*What to do*: Return all lines of the records that contain the word "Default".
=== Section Start ===
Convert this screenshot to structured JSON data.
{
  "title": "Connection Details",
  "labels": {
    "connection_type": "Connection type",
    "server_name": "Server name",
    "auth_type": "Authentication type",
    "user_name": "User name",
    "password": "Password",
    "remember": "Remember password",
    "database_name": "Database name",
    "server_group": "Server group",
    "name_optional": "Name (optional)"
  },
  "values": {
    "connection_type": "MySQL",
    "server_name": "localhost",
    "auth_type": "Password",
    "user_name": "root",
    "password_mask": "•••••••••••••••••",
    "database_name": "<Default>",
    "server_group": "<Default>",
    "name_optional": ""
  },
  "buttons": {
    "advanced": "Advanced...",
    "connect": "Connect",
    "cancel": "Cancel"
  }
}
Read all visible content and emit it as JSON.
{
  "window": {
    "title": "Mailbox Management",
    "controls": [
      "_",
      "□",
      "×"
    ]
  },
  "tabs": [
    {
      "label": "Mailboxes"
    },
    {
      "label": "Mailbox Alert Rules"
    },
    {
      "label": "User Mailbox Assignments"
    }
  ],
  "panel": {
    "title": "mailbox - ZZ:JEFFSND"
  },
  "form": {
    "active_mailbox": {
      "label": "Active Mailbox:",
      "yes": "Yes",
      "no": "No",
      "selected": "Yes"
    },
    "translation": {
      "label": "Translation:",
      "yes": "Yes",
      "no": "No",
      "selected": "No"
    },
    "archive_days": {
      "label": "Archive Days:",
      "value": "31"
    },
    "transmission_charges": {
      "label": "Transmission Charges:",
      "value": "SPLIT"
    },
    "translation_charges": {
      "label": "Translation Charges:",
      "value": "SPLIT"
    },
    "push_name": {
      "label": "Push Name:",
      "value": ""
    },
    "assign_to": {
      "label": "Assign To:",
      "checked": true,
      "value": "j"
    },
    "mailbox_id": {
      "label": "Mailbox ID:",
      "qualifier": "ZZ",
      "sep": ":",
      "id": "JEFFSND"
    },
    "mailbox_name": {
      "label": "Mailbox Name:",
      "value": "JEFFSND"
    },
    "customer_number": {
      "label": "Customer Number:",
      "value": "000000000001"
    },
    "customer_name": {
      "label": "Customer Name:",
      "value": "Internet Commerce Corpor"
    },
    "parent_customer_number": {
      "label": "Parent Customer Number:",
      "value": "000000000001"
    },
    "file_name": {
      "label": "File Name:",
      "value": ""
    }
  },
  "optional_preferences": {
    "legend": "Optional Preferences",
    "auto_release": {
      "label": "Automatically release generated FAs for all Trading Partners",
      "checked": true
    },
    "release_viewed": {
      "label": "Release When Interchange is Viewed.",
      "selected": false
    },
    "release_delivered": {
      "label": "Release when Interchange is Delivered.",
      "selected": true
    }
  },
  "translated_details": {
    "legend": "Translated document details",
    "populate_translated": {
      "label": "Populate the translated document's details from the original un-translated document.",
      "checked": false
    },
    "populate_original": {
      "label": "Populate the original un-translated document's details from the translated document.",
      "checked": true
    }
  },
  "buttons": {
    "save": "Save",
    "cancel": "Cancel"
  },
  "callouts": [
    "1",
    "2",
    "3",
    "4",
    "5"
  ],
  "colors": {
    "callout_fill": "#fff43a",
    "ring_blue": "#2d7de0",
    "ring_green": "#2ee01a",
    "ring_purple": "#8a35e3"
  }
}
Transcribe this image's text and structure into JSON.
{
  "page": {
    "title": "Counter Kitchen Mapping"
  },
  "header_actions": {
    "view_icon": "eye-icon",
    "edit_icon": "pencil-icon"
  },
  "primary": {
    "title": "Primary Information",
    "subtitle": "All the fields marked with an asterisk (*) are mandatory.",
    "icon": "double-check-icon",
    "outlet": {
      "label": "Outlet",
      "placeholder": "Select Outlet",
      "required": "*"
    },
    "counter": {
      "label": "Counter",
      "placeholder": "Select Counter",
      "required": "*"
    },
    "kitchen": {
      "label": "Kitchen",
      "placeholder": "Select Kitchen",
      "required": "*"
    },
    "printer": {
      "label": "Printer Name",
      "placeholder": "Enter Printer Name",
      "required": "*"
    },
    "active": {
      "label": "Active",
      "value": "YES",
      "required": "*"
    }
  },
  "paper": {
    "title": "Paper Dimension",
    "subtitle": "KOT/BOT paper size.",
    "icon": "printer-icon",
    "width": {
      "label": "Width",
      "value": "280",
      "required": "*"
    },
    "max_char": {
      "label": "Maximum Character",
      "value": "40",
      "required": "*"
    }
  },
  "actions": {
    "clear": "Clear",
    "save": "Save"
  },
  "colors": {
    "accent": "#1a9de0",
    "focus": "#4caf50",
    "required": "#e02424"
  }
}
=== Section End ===
*Exercise solution*:
    "database_name": "<Default>",
    "server_group": "<Default>",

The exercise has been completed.